A Con Job
I attempted to briefly sketch the origins of neoconservatism in my review of Pat Buchanan's book "Where the Right Went Wrong." Here is an excerpt:
"Neoconservatism originated in few periodicals and northeastern universities in the 1960’s. Its early exponents were largely Jewish and Eastern European. Today, neoconservatism claims such "luminaries" as Jeane Kirkpatrick, Bill Bennett, Michael Novak, Richard John Neuhaus, and a bevy of syndicated columnists. Buchanan calls them "ex-Trotskyites, socialists, leftists, and liberals who backed FDR, Truman, JDK and LBJ." They are "the boat people of the McGovern revolution that was itself the political vehicle of the moral, social, and cultural revolutions of the 1960’s."

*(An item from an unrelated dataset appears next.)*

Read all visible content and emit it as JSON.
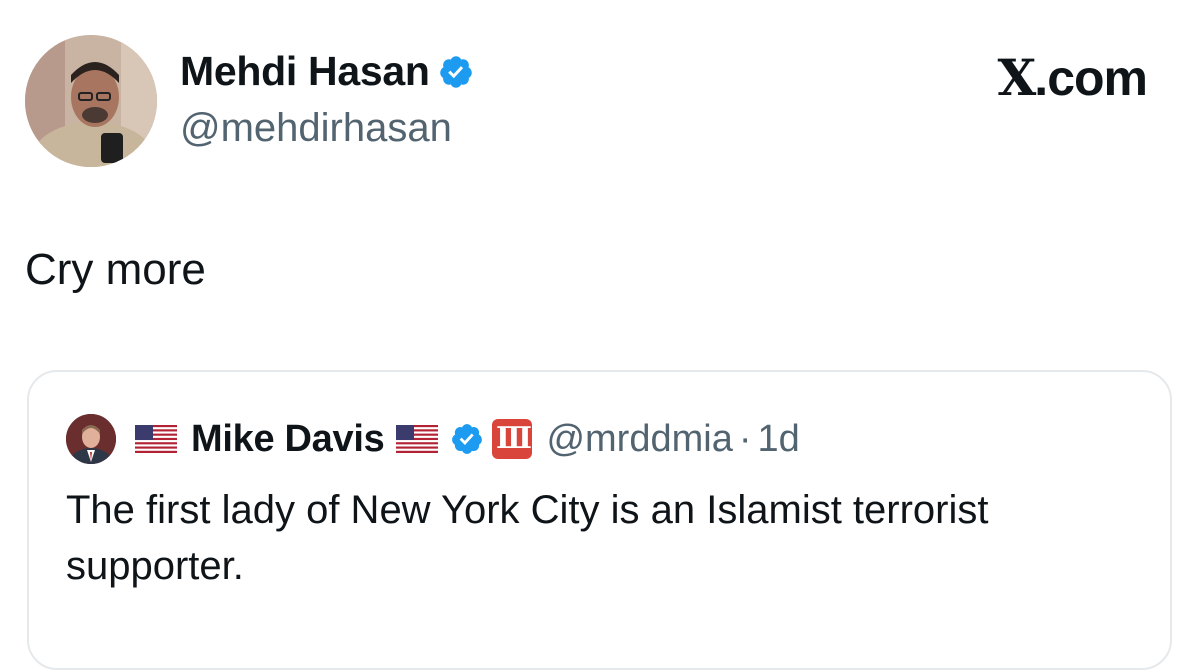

Skilled in the arts of political chicanery and bureaucratic infighting, the neocons migrated into the Republican Party during the late 1970’s and early 1980’s. Sam Francis explains why the neocons drifted to the right politically:

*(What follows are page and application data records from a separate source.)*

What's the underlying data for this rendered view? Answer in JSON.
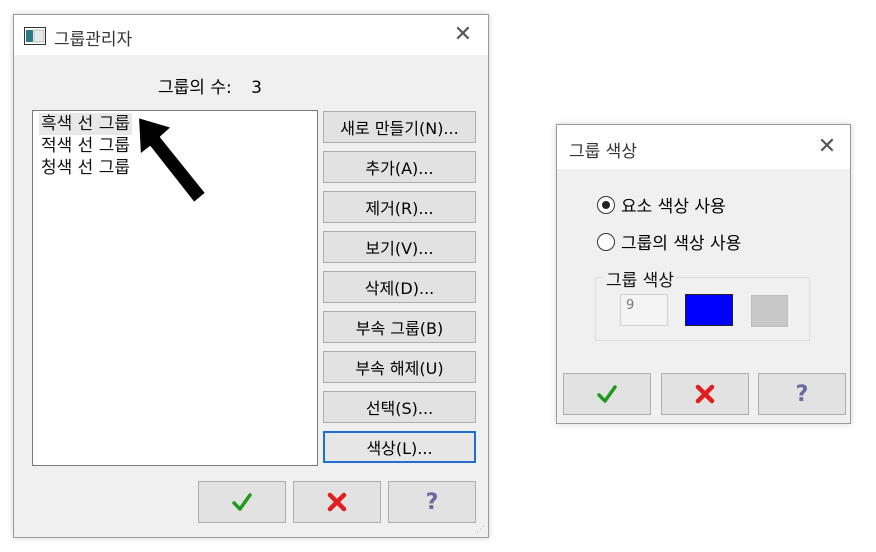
{
  "group_manager": {
    "title": "그룹관리자",
    "count_label": "그룹의 수:",
    "count_value": "3",
    "groups": [
      {
        "label": "흑색 선 그룹",
        "selected": true
      },
      {
        "label": "적색 선 그룹",
        "selected": false
      },
      {
        "label": "청색 선 그룹",
        "selected": false
      }
    ],
    "buttons": {
      "new": "새로 만들기(N)...",
      "add": "추가(A)...",
      "remove": "제거(R)...",
      "view": "보기(V)...",
      "delete": "삭제(D)...",
      "subgroup": "부속 그룹(B)",
      "unsubgroup": "부속 해제(U)",
      "select": "선택(S)...",
      "color": "색상(L)..."
    },
    "footer": {
      "ok_icon": "check-icon",
      "cancel_icon": "cross-icon",
      "help_icon": "question-icon"
    }
  },
  "group_color": {
    "title": "그룹 색상",
    "options": [
      {
        "label": "요소 색상 사용",
        "checked": true
      },
      {
        "label": "그룹의 색상 사용",
        "checked": false
      }
    ],
    "group_box_label": "그룹 색상",
    "color_index": "9",
    "colors": {
      "swatch": "#0000ff",
      "alt_swatch": "#c8c8c8"
    },
    "footer": {
      "ok_icon": "check-icon",
      "cancel_icon": "cross-icon",
      "help_icon": "question-icon"
    }
  },
  "icons": {
    "app": "window-icon",
    "close": "close-icon",
    "annotation": "arrow-pointer"
  }
}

"The political impetus for neoconservatism was, first the threat to the integrity of universities and American intellectual life presented by the militancy of the New Left and the barbarism of the counterculture of the late 1960’s; secondly, the threat to Jewish academic and professional achievements in America presented by the quotas and affirmative action programs of the Great Society; and thirdly, the development of serious anti-Semitism on the Left and the Soviet alliance with radical anti-Western and anti-Israeli Arab regimes and terrorists.

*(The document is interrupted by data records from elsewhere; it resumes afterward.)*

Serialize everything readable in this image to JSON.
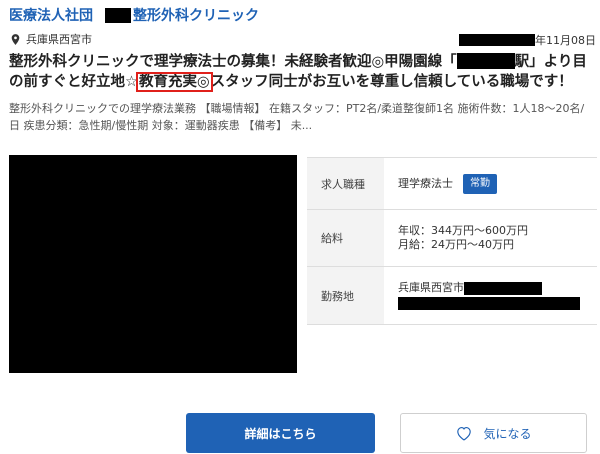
{
  "header": {
    "employer_prefix": "医療法人社団",
    "employer_suffix": "整形外科クリニック"
  },
  "location": {
    "icon": "map-pin-icon",
    "text": "兵庫県西宮市"
  },
  "posted": {
    "date_suffix": "年11月08日"
  },
  "title": {
    "part1": "整形外科クリニックで理学療法士の募集！未経験者歓迎◎甲陽園線「",
    "part2": "駅」より目の前すぐと好立地☆",
    "highlight": "教育充実◎",
    "part3": "スタッフ同士がお互いを尊重し信頼している職場です！"
  },
  "summary": {
    "text": "整形外科クリニックでの理学療法業務 【職場情報】 在籍スタッフ：PT2名/柔道整復師1名 施術件数：1人18〜20名/日 疾患分類：急性期/慢性期 対象：運動器疾患 【備考】 未..."
  },
  "info": {
    "job_type_label": "求人職種",
    "job_type_value": "理学療法士",
    "employment_badge": "常勤",
    "salary_label": "給料",
    "salary_annual": "年収：344万円〜600万円",
    "salary_monthly": "月給：24万円〜40万円",
    "workplace_label": "勤務地",
    "workplace_prefecture": "兵庫県西宮市"
  },
  "actions": {
    "details_label": "詳細はこちら",
    "favorite_label": "気になる",
    "favorite_icon": "heart-outline-icon"
  },
  "colors": {
    "brand_blue": "#1f62b5",
    "highlight_red": "#e0201b"
  }
}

Another pillar of the neoconservative mind is the conflation of American and Israeli national interests, which is the root of the current mess in Iraq. In an essay in the Wall Street Journal, militant neocon Max Boot, who has called for the U.S. to take up the imperial burden, called support for Israel a "key tenet" of neocon ideology...
On the foreign policy front, the necons are warmongers, pure and simple. But what about domestically? Don’t they believe in limited government? To the extent that they care about such matters at all, the answer is no. Indeed, they are "big government conservatives," as Fred Barnes has said. Irving Kristol, the most prominent first-generation neoconservative, wrote that:
In economic and social policy, it [neoconservatism] feels no lingering hostility to the welfare state, nor does it accept it resignedly, as a necessary evil. Instead it seeks not dismantle the welfare state not in the name of free-market economics but rather to reshape it so as to attach to it the conservative predispositions of the people. This reshaping will presumably take the form of trying to rid the welfare state of its paternalistic orientation, imposed on it by Left-liberalism, and making it over into the kind of "social insurance state" that provides the social and economic security a modern citizenry demands..
In sum, the neocons are devoted to the welfare-warfare state."